FACES OF THE INDUSTRY
|Position:|| Director of Advisor Experience,
Southwestern Ontario Region
|Company:||Freedom 55 Financial|
|Personal motto:||Don't let perfect be the enemy of good|
|Memorable travel destination:||New Zealand|
|Hobby:||Coaching varsity rowing|
Advising the advisors
Identifying, recruiting and developing advisor talent and advisor practices is John’s primary role at Freedom 55 Financial. His career growth and approach to coaching advisors were heavily influenced by two side pursuits during his university days: retail sales and athletics.
John’s career began in university, but in a setting far away from any classroom. To help support his studies, John worked in retail sales in a medium-to-high-end menswear store in London, Ontario. Many of his customers were managers and executives at the head office of London Life, the company Freedom 55 Financial was spun out of and which was headquartered in the city. This proved to be a valuable networking opportunity for John, which led to him launching his career as a financial advisor.
“It turns out that one of my customers at that time was in charge of Freedom 55 Financial, and oversaw its rebranding when The Great-West Life Assurance Company bought London Life. We got along really well, and one day he said, ‘You know, I want you to meet with someone’.”
Another major influence on John’s career has been a long-time hobby: rowing, as both an active rower and now a varsity coach at the University of Western Ontario. He sees parallels between his athletic coaching pursuit and coaching future advisors with respect to the discipline, resilience and focus needed to succeed in both sports and business.
“It was when I started getting back into coaching that I transitioned into the role I am in now, because I realized I enjoyed developing talent. I find that having an athletic background helps you stick to a plan, like early-morning practices and strength training, and enables you to work towards a longer-term goal. Sometimes it’s not particularly fun: it can hurt a lot, and it can be tiring.
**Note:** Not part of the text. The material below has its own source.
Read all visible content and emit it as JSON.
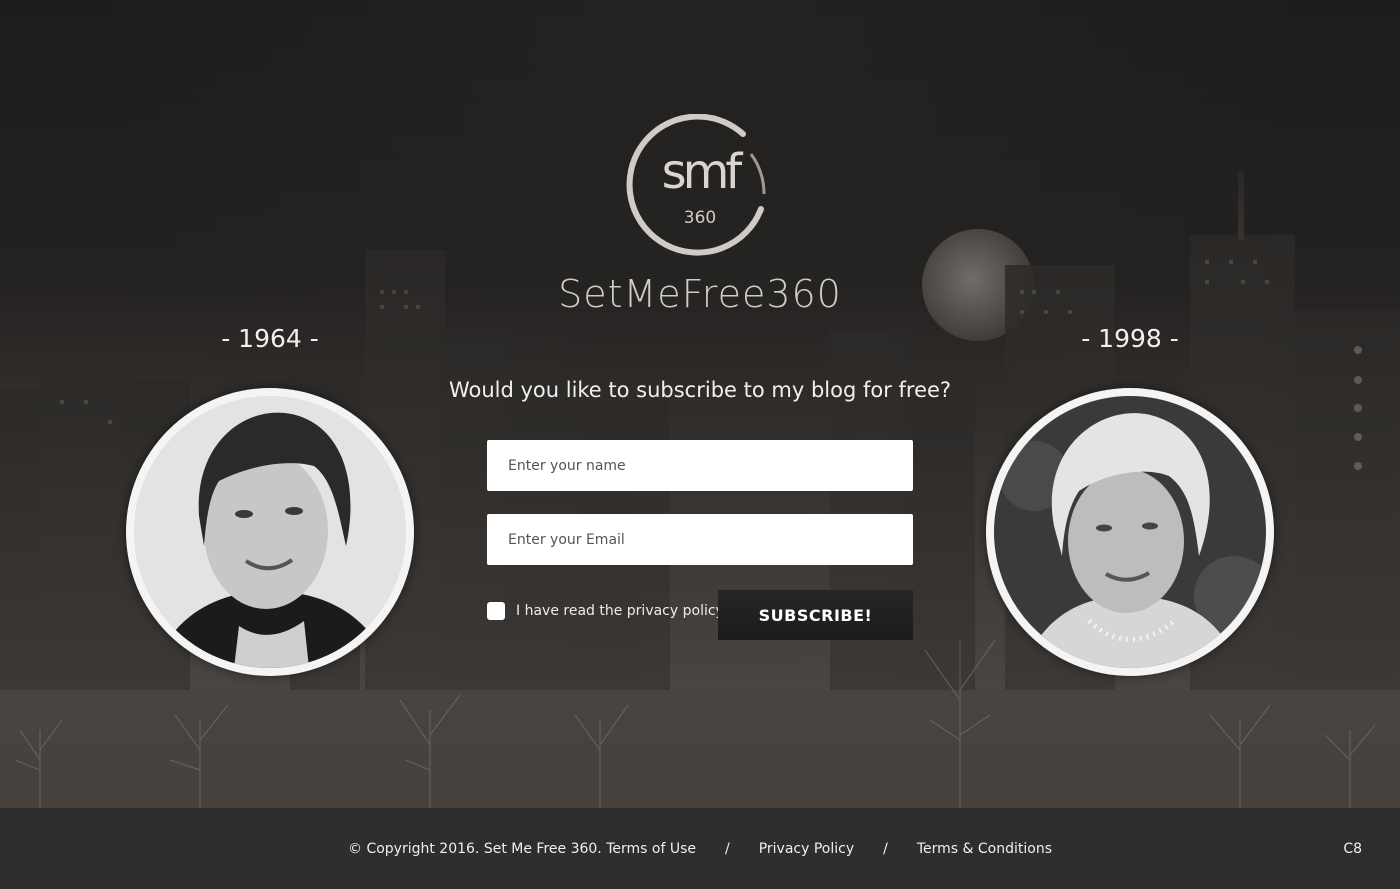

But it teaches you resilience and teamwork.”
The qualities that John looks for and further develops in advisors go beyond just product knowledge and financial expertise. Personal qualities that an advisor needs include empathy, problem-solving, resilience and drive.
“The most important thing is understanding that it’s not a glamorous role. It requires a lot of hard work, calling and meeting people and identifying the clients who need the services you provide. And once you do meet those people, it’s not really about salesmanship. You need to have the conviction to help them.”
What would you tell your younger self at the beginning of your career?
“Find a mentor or someone to advise you. Don’t be afraid to ask for help. And don’t have an ego.”